** Opening MATERIAL FOR THE TASK block **

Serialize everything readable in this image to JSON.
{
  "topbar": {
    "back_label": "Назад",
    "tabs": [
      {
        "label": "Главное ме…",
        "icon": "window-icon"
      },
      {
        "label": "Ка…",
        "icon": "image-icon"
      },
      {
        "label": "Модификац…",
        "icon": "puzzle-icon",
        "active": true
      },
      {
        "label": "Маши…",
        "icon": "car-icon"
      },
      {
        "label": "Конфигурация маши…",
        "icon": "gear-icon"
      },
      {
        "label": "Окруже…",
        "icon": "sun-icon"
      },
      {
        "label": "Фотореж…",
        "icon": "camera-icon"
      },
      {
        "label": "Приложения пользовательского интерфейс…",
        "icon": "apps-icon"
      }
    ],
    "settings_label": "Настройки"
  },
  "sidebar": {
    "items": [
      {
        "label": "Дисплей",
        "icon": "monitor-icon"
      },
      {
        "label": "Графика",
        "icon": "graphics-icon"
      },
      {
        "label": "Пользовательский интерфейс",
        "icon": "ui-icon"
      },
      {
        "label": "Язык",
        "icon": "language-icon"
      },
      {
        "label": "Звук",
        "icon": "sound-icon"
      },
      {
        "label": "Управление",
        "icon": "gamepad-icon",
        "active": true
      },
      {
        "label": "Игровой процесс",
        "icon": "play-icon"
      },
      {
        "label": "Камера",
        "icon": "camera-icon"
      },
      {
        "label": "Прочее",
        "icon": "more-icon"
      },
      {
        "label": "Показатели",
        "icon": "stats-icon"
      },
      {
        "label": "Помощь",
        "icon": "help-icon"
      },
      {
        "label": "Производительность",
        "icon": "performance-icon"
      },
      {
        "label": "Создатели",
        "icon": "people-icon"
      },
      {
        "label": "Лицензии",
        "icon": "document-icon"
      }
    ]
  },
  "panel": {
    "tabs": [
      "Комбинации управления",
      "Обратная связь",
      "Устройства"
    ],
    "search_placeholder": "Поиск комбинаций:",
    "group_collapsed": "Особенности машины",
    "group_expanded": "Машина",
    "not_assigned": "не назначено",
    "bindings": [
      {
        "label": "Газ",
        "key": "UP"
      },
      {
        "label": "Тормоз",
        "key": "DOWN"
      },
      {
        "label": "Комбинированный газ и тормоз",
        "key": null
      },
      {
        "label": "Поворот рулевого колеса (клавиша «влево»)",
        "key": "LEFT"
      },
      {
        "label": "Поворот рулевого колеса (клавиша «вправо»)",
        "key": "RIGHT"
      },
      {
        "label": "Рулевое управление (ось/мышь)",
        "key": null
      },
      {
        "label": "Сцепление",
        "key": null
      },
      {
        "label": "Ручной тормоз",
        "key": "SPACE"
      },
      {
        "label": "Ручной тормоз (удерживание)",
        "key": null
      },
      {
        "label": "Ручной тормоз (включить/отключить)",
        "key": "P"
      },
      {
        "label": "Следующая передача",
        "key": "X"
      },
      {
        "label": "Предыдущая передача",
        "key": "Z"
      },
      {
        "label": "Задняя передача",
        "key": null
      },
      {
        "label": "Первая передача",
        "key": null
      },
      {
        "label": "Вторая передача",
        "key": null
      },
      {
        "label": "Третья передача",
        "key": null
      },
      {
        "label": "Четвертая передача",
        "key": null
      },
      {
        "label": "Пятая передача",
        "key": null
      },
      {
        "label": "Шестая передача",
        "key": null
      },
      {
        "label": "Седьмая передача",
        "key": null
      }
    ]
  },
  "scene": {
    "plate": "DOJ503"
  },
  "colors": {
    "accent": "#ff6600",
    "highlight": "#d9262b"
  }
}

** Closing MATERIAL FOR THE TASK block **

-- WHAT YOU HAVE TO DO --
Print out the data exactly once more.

-- WRITTEN RESPONSE --
Serialize everything readable in this image to JSON.
{
  "topbar": {
    "back_label": "Назад",
    "tabs": [
      {
        "label": "Главное ме…",
        "icon": "window-icon"
      },
      {
        "label": "Ка…",
        "icon": "image-icon"
      },
      {
        "label": "Модификац…",
        "icon": "puzzle-icon",
        "active": true
      },
      {
        "label": "Маши…",
        "icon": "car-icon"
      },
      {
        "label": "Конфигурация маши…",
        "icon": "gear-icon"
      },
      {
        "label": "Окруже…",
        "icon": "sun-icon"
      },
      {
        "label": "Фотореж…",
        "icon": "camera-icon"
      },
      {
        "label": "Приложения пользовательского интерфейс…",
        "icon": "apps-icon"
      }
    ],
    "settings_label": "Настройки"
  },
  "sidebar": {
    "items": [
      {
        "label": "Дисплей",
        "icon": "monitor-icon"
      },
      {
        "label": "Графика",
        "icon": "graphics-icon"
      },
      {
        "label": "Пользовательский интерфейс",
        "icon": "ui-icon"
      },
      {
        "label": "Язык",
        "icon": "language-icon"
      },
      {
        "label": "Звук",
        "icon": "sound-icon"
      },
      {
        "label": "Управление",
        "icon": "gamepad-icon",
        "active": true
      },
      {
        "label": "Игровой процесс",
        "icon": "play-icon"
      },
      {
        "label": "Камера",
        "icon": "camera-icon"
      },
      {
        "label": "Прочее",
        "icon": "more-icon"
      },
      {
        "label": "Показатели",
        "icon": "stats-icon"
      },
      {
        "label": "Помощь",
        "icon": "help-icon"
      },
      {
        "label": "Производительность",
        "icon": "performance-icon"
      },
      {
        "label": "Создатели",
        "icon": "people-icon"
      },
      {
        "label": "Лицензии",
        "icon": "document-icon"
      }
    ]
  },
  "panel": {
    "tabs": [
      "Комбинации управления",
      "Обратная связь",
      "Устройства"
    ],
    "search_placeholder": "Поиск комбинаций:",
    "group_collapsed": "Особенности машины",
    "group_expanded": "Машина",
    "not_assigned": "не назначено",
    "bindings": [
      {
        "label": "Газ",
        "key": "UP"
      },
      {
        "label": "Тормоз",
        "key": "DOWN"
      },
      {
        "label": "Комбинированный газ и тормоз",
        "key": null
      },
      {
        "label": "Поворот рулевого колеса (клавиша «влево»)",
        "key": "LEFT"
      },
      {
        "label": "Поворот рулевого колеса (клавиша «вправо»)",
        "key": "RIGHT"
      },
      {
        "label": "Рулевое управление (ось/мышь)",
        "key": null
      },
      {
        "label": "Сцепление",
        "key": null
      },
      {
        "label": "Ручной тормоз",
        "key": "SPACE"
      },
      {
        "label": "Ручной тормоз (удерживание)",
        "key": null
      },
      {
        "label": "Ручной тормоз (включить/отключить)",
        "key": "P"
      },
      {
        "label": "Следующая передача",
        "key": "X"
      },
      {
        "label": "Предыдущая передача",
        "key": "Z"
      },
      {
        "label": "Задняя передача",
        "key": null
      },
      {
        "label": "Первая передача",
        "key": null
      },
      {
        "label": "Вторая передача",
        "key": null
      },
      {
        "label": "Третья передача",
        "key": null
      },
      {
        "label": "Четвертая передача",
        "key": null
      },
      {
        "label": "Пятая передача",
        "key": null
      },
      {
        "label": "Шестая передача",
        "key": null
      },
      {
        "label": "Седьмая передача",
        "key": null
      }
    ]
  },
  "scene": {
    "plate": "DOJ503"
  },
  "colors": {
    "accent": "#ff6600",
    "highlight": "#d9262b"
  }
}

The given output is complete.